I began this project on Sept. 11 of this year.
That's when I metaphorically laid myself beneath a shady tree, closed my eyes to the ongoing life of the larger world.
As of today one month of news and cultural occurrences have passed me by like a swift moving passenger train that rattles past without making local stops.
Thus I find myself living with questions such as has the economy gotten worse, better, or stayed the same? How is the war in Afghanistan going? Last time I was allowed to hear, it was grim. What about the November mid-term elections? They're just around the corner. Is there about to be a great shift in political power in this country? And, hey, did I hear the crack of a bat against horsehide? Doesn't the World Series always happen around this time of year?
How It Feels
At first my slippage into deliberate ignorance didn't leave me feeling all that different. It was like going away on vacation to a foreign country and being out of touch because you're busy snapping pictures and walking until you get blisters on your heels. Besides, all the media is being broadcast and printed in a language you don't speak and who understands Italian politics anyway?
In the last week, though, my "I'm just a tourist" attitude has gone away.
I'm starting to feel queasy.
Yesterday I drove past the Shell station and noticed the price hasn't fluctuated in a long while. What if it were to suddenly shoot up fifty cents in a week? Another oil spill? A refinery disaster? Trouble in Yemen? I'd have no idea why.
Our son has continued adding to what he calls the Daddy No-No file (see Black-Out post) each evening after he switches off the network news. After much fishing for hints on my part he finally tossed me this bone:
"Dad, there have been several things that happened that you never would have predicted. They're not huge. In fact, there are probably quite a few people who haven't heard about them, but...
Tom Cruise had Renee Zellweger at "hello." My son had me at "but"...
...there's one cultural type event that happened almost everyone knows about."
Rats! I knew it. What could it be?
|Okay...11 more months...Man up, do it!|
The cars still go down the roads carrying their drivers to and from work, the children get bussed to school, and every Friday night the high school band pumps pep into the air over at the stadium as the heroes in pads and helmets take the field.
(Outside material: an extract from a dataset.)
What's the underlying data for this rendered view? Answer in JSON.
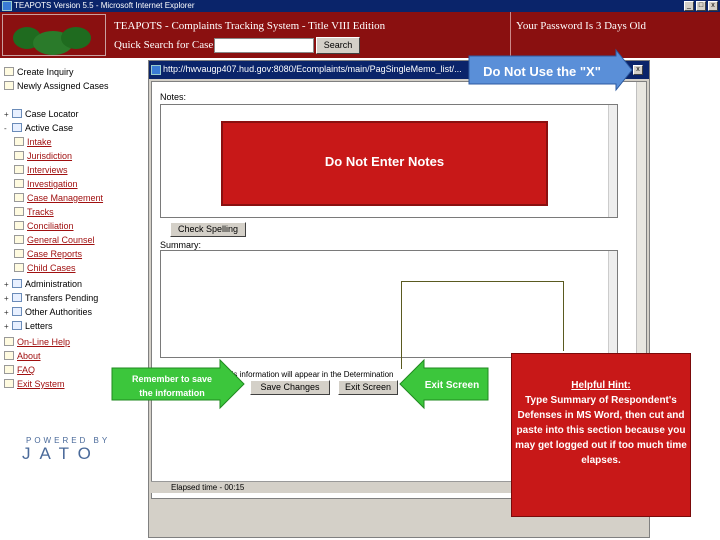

Though I search for signs, there are no clues in the faces of the people. I do enjoy that I'm looking at all those faces more intently than before, from the cashier at the big box store to a colleague at the photocopier. I'm listening carefully, too, to every word that comes from their mouths. And listening, that's a good thing.
It's going to take time to tally the virtues and vices of being Van Winkled. Time is exactly what I have. Eleven more months of it.
Sigh. - V.W.